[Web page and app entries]
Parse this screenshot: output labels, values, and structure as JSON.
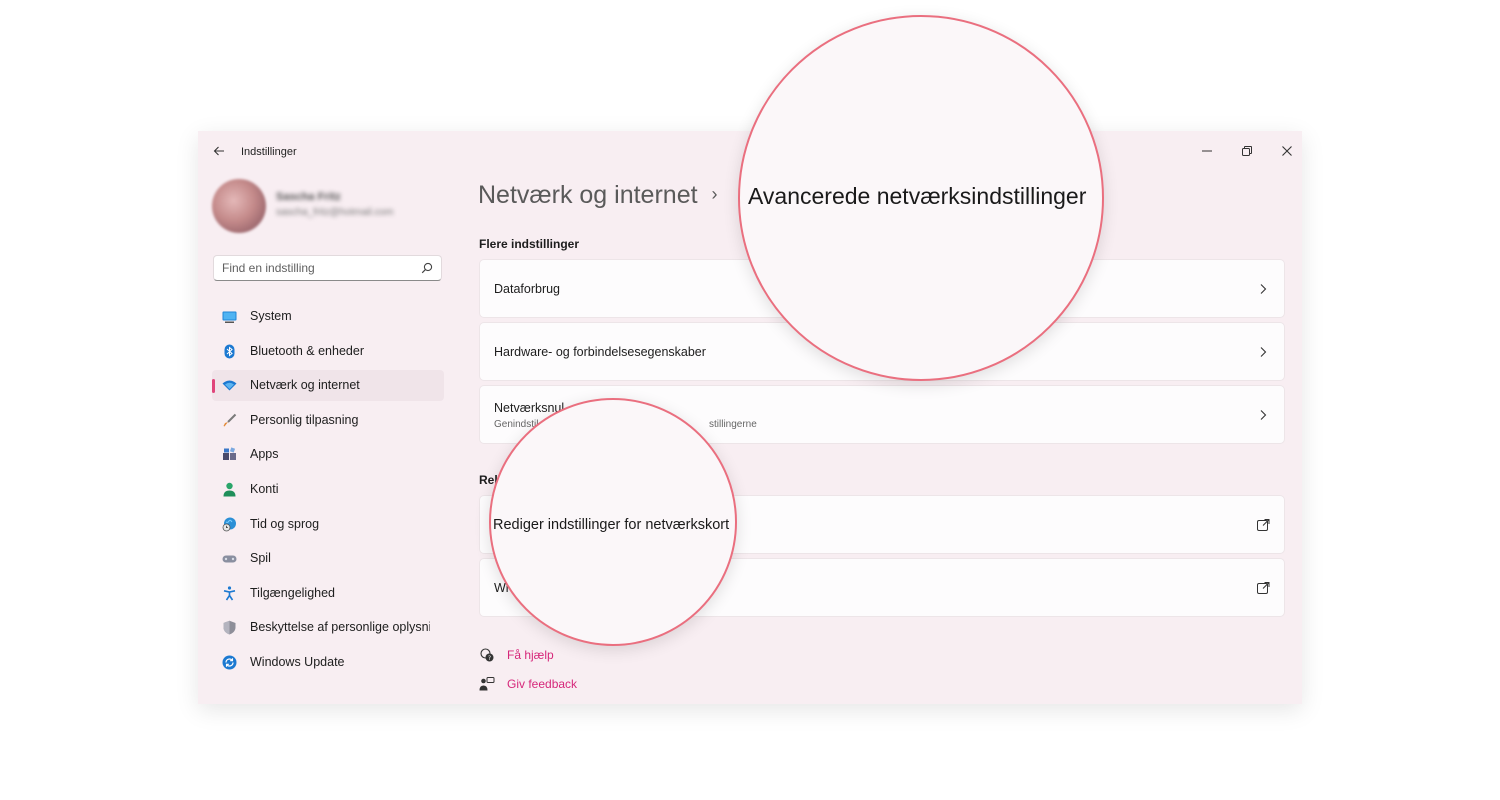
{
  "window": {
    "title": "Indstillinger"
  },
  "profile": {
    "name": "Sascha Fritz",
    "email": "sascha_fritz@hotmail.com"
  },
  "search": {
    "placeholder": "Find en indstilling"
  },
  "sidebar": {
    "items": [
      {
        "label": "System",
        "icon": "monitor-icon"
      },
      {
        "label": "Bluetooth & enheder",
        "icon": "bluetooth-icon"
      },
      {
        "label": "Netværk og internet",
        "icon": "wifi-icon",
        "active": true
      },
      {
        "label": "Personlig tilpasning",
        "icon": "brush-icon"
      },
      {
        "label": "Apps",
        "icon": "apps-icon"
      },
      {
        "label": "Konti",
        "icon": "person-icon"
      },
      {
        "label": "Tid og sprog",
        "icon": "globe-clock-icon"
      },
      {
        "label": "Spil",
        "icon": "gamepad-icon"
      },
      {
        "label": "Tilgængelighed",
        "icon": "accessibility-icon"
      },
      {
        "label": "Beskyttelse af personlige oplysninger",
        "icon": "shield-icon"
      },
      {
        "label": "Windows Update",
        "icon": "update-icon"
      }
    ]
  },
  "main": {
    "breadcrumb_parent": "Netværk og internet",
    "breadcrumb_current": "Avancerede netværksindstillinger",
    "more_settings_label": "Flere indstillinger",
    "cards_more": [
      {
        "title": "Dataforbrug"
      },
      {
        "title": "Hardware- og forbindelsesegenskaber"
      },
      {
        "title": "Netværksnul",
        "subtitle": "Genindstil",
        "subtitle_tail": "stillingerne"
      }
    ],
    "related_label": "Rel",
    "cards_related": [
      {
        "title": "Rediger indstillinger for netværkskort"
      },
      {
        "title": "Wi"
      }
    ],
    "help_label": "Få hjælp",
    "feedback_label": "Giv feedback"
  },
  "colors": {
    "accent": "#e0457b",
    "link": "#d6277a",
    "bubble_border": "#ea6f7f",
    "window_bg": "#f8eef2"
  }
}
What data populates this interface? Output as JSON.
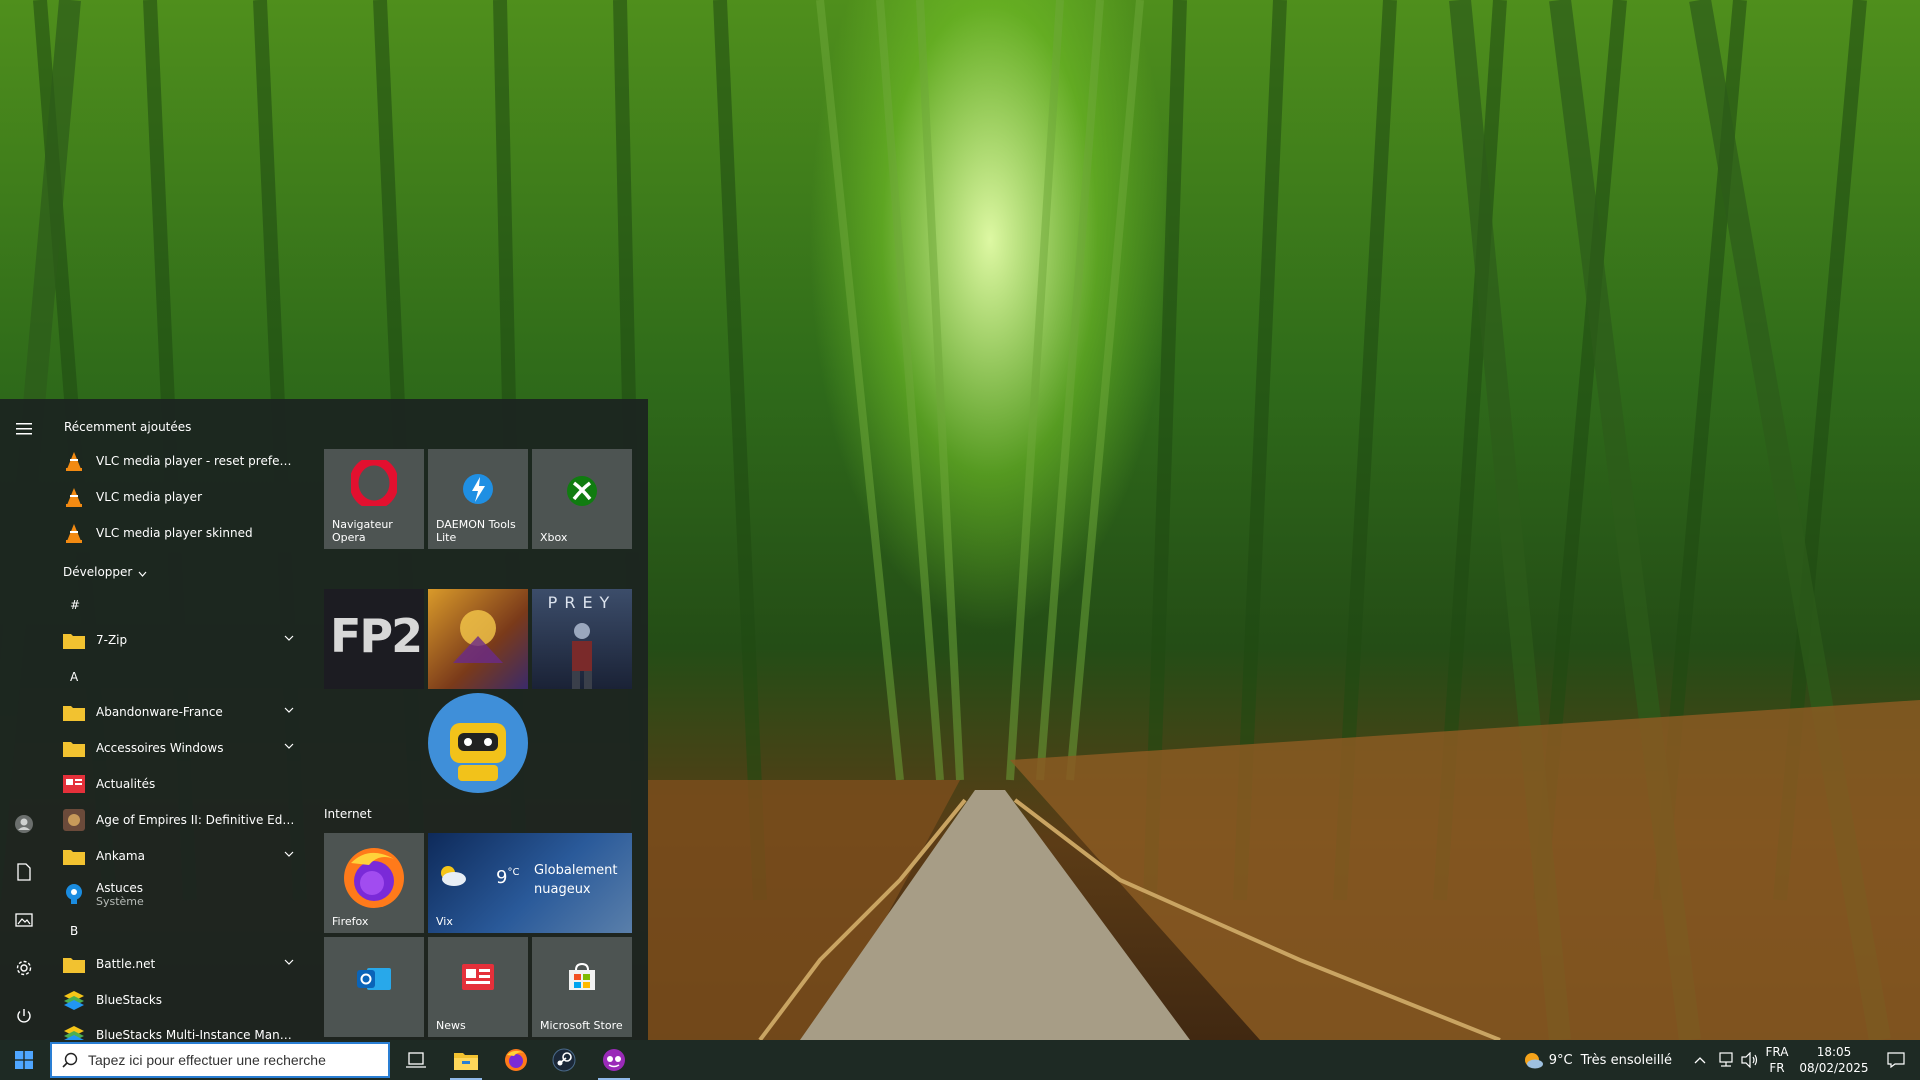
{
  "start_menu": {
    "recent_title": "Récemment ajoutées",
    "recent": [
      {
        "label": "VLC media player - reset preferences...",
        "icon": "vlc-icon"
      },
      {
        "label": "VLC media player",
        "icon": "vlc-icon"
      },
      {
        "label": "VLC media player skinned",
        "icon": "vlc-icon"
      }
    ],
    "expand_label": "Développer",
    "sections": {
      "hash": "#",
      "a": "A",
      "b": "B"
    },
    "apps": [
      {
        "label": "7-Zip",
        "icon": "folder-icon",
        "expandable": true
      },
      {
        "label": "Abandonware-France",
        "icon": "folder-icon",
        "expandable": true
      },
      {
        "label": "Accessoires Windows",
        "icon": "folder-icon",
        "expandable": true
      },
      {
        "label": "Actualités",
        "icon": "news-icon",
        "expandable": false
      },
      {
        "label": "Age of Empires II: Definitive Edition",
        "icon": "aoe-icon",
        "expandable": false
      },
      {
        "label": "Ankama",
        "icon": "folder-icon",
        "expandable": true
      },
      {
        "label": "Astuces",
        "sublabel": "Système",
        "icon": "tips-icon",
        "expandable": false
      },
      {
        "label": "Battle.net",
        "icon": "folder-icon",
        "expandable": true
      },
      {
        "label": "BlueStacks",
        "icon": "bluestacks-icon",
        "expandable": false
      },
      {
        "label": "BlueStacks Multi-Instance Manager",
        "icon": "bluestacks-icon",
        "expandable": false
      }
    ]
  },
  "tiles": {
    "row1": [
      {
        "label": "Navigateur Opera",
        "icon": "opera-icon"
      },
      {
        "label": "DAEMON Tools Lite",
        "icon": "daemon-tools-icon"
      },
      {
        "label": "Xbox",
        "icon": "xbox-icon"
      }
    ],
    "games": [
      {
        "label": "FP2",
        "icon": "fp2-tile"
      },
      {
        "label": "",
        "icon": "game-art-tile"
      },
      {
        "label": "PREY",
        "icon": "prey-tile"
      },
      {
        "label": "",
        "icon": "robot-game-tile"
      }
    ],
    "internet_title": "Internet",
    "internet": [
      {
        "label": "Firefox",
        "icon": "firefox-icon"
      },
      {
        "label": "Vix",
        "icon": "weather-icon",
        "temp": "9",
        "unit": "°C",
        "condition": "Globalement nuageux"
      }
    ],
    "row4": [
      {
        "label": "",
        "icon": "outlook-icon"
      },
      {
        "label": "News",
        "icon": "news-icon"
      },
      {
        "label": "Microsoft Store",
        "icon": "store-icon"
      }
    ]
  },
  "taskbar": {
    "search_placeholder": "Tapez ici pour effectuer une recherche",
    "weather": {
      "temp": "9°C",
      "condition": "Très ensoleillé"
    },
    "lang": {
      "line1": "FRA",
      "line2": "FR"
    },
    "clock": {
      "time": "18:05",
      "date": "08/02/2025"
    }
  },
  "colors": {
    "accent": "#2a7fd4",
    "tile_bg": "#4d5452",
    "menu_bg": "#1c2420",
    "taskbar_bg": "#1e2a24"
  }
}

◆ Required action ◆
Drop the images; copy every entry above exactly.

◆ Answer to this problem ◆
Parse this screenshot: output labels, values, and structure as JSON.
{
  "window": {
    "title": "Indstillinger"
  },
  "profile": {
    "name": "Sascha Fritz",
    "email": "sascha_fritz@hotmail.com"
  },
  "search": {
    "placeholder": "Find en indstilling"
  },
  "sidebar": {
    "items": [
      {
        "label": "System",
        "icon": "monitor-icon"
      },
      {
        "label": "Bluetooth & enheder",
        "icon": "bluetooth-icon"
      },
      {
        "label": "Netværk og internet",
        "icon": "wifi-icon",
        "active": true
      },
      {
        "label": "Personlig tilpasning",
        "icon": "brush-icon"
      },
      {
        "label": "Apps",
        "icon": "apps-icon"
      },
      {
        "label": "Konti",
        "icon": "person-icon"
      },
      {
        "label": "Tid og sprog",
        "icon": "globe-clock-icon"
      },
      {
        "label": "Spil",
        "icon": "gamepad-icon"
      },
      {
        "label": "Tilgængelighed",
        "icon": "accessibility-icon"
      },
      {
        "label": "Beskyttelse af personlige oplysninger",
        "icon": "shield-icon"
      },
      {
        "label": "Windows Update",
        "icon": "update-icon"
      }
    ]
  },
  "main": {
    "breadcrumb_parent": "Netværk og internet",
    "breadcrumb_current": "Avancerede netværksindstillinger",
    "more_settings_label": "Flere indstillinger",
    "cards_more": [
      {
        "title": "Dataforbrug"
      },
      {
        "title": "Hardware- og forbindelsesegenskaber"
      },
      {
        "title": "Netværksnul",
        "subtitle": "Genindstil",
        "subtitle_tail": "stillingerne"
      }
    ],
    "related_label": "Rel",
    "cards_related": [
      {
        "title": "Rediger indstillinger for netværkskort"
      },
      {
        "title": "Wi"
      }
    ],
    "help_label": "Få hjælp",
    "feedback_label": "Giv feedback"
  },
  "colors": {
    "accent": "#e0457b",
    "link": "#d6277a",
    "bubble_border": "#ea6f7f",
    "window_bg": "#f8eef2"
  }
}
What data populates this interface? Output as JSON.
{
  "start_menu": {
    "recent_title": "Récemment ajoutées",
    "recent": [
      {
        "label": "VLC media player - reset preferences...",
        "icon": "vlc-icon"
      },
      {
        "label": "VLC media player",
        "icon": "vlc-icon"
      },
      {
        "label": "VLC media player skinned",
        "icon": "vlc-icon"
      }
    ],
    "expand_label": "Développer",
    "sections": {
      "hash": "#",
      "a": "A",
      "b": "B"
    },
    "apps": [
      {
        "label": "7-Zip",
        "icon": "folder-icon",
        "expandable": true
      },
      {
        "label": "Abandonware-France",
        "icon": "folder-icon",
        "expandable": true
      },
      {
        "label": "Accessoires Windows",
        "icon": "folder-icon",
        "expandable": true
      },
      {
        "label": "Actualités",
        "icon": "news-icon",
        "expandable": false
      },
      {
        "label": "Age of Empires II: Definitive Edition",
        "icon": "aoe-icon",
        "expandable": false
      },
      {
        "label": "Ankama",
        "icon": "folder-icon",
        "expandable": true
      },
      {
        "label": "Astuces",
        "sublabel": "Système",
        "icon": "tips-icon",
        "expandable": false
      },
      {
        "label": "Battle.net",
        "icon": "folder-icon",
        "expandable": true
      },
      {
        "label": "BlueStacks",
        "icon": "bluestacks-icon",
        "expandable": false
      },
      {
        "label": "BlueStacks Multi-Instance Manager",
        "icon": "bluestacks-icon",
        "expandable": false
      }
    ]
  },
  "tiles": {
    "row1": [
      {
        "label": "Navigateur Opera",
        "icon": "opera-icon"
      },
      {
        "label": "DAEMON Tools Lite",
        "icon": "daemon-tools-icon"
      },
      {
        "label": "Xbox",
        "icon": "xbox-icon"
      }
    ],
    "games": [
      {
        "label": "FP2",
        "icon": "fp2-tile"
      },
      {
        "label": "",
        "icon": "game-art-tile"
      },
      {
        "label": "PREY",
        "icon": "prey-tile"
      },
      {
        "label": "",
        "icon": "robot-game-tile"
      }
    ],
    "internet_title": "Internet",
    "internet": [
      {
        "label": "Firefox",
        "icon": "firefox-icon"
      },
      {
        "label": "Vix",
        "icon": "weather-icon",
        "temp": "9",
        "unit": "°C",
        "condition": "Globalement nuageux"
      }
    ],
    "row4": [
      {
        "label": "",
        "icon": "outlook-icon"
      },
      {
        "label": "News",
        "icon": "news-icon"
      },
      {
        "label": "Microsoft Store",
        "icon": "store-icon"
      }
    ]
  },
  "taskbar": {
    "search_placeholder": "Tapez ici pour effectuer une recherche",
    "weather": {
      "temp": "9°C",
      "condition": "Très ensoleillé"
    },
    "lang": {
      "line1": "FRA",
      "line2": "FR"
    },
    "clock": {
      "time": "18:05",
      "date": "08/02/2025"
    }
  },
  "colors": {
    "accent": "#2a7fd4",
    "tile_bg": "#4d5452",
    "menu_bg": "#1c2420",
    "taskbar_bg": "#1e2a24"
  }
}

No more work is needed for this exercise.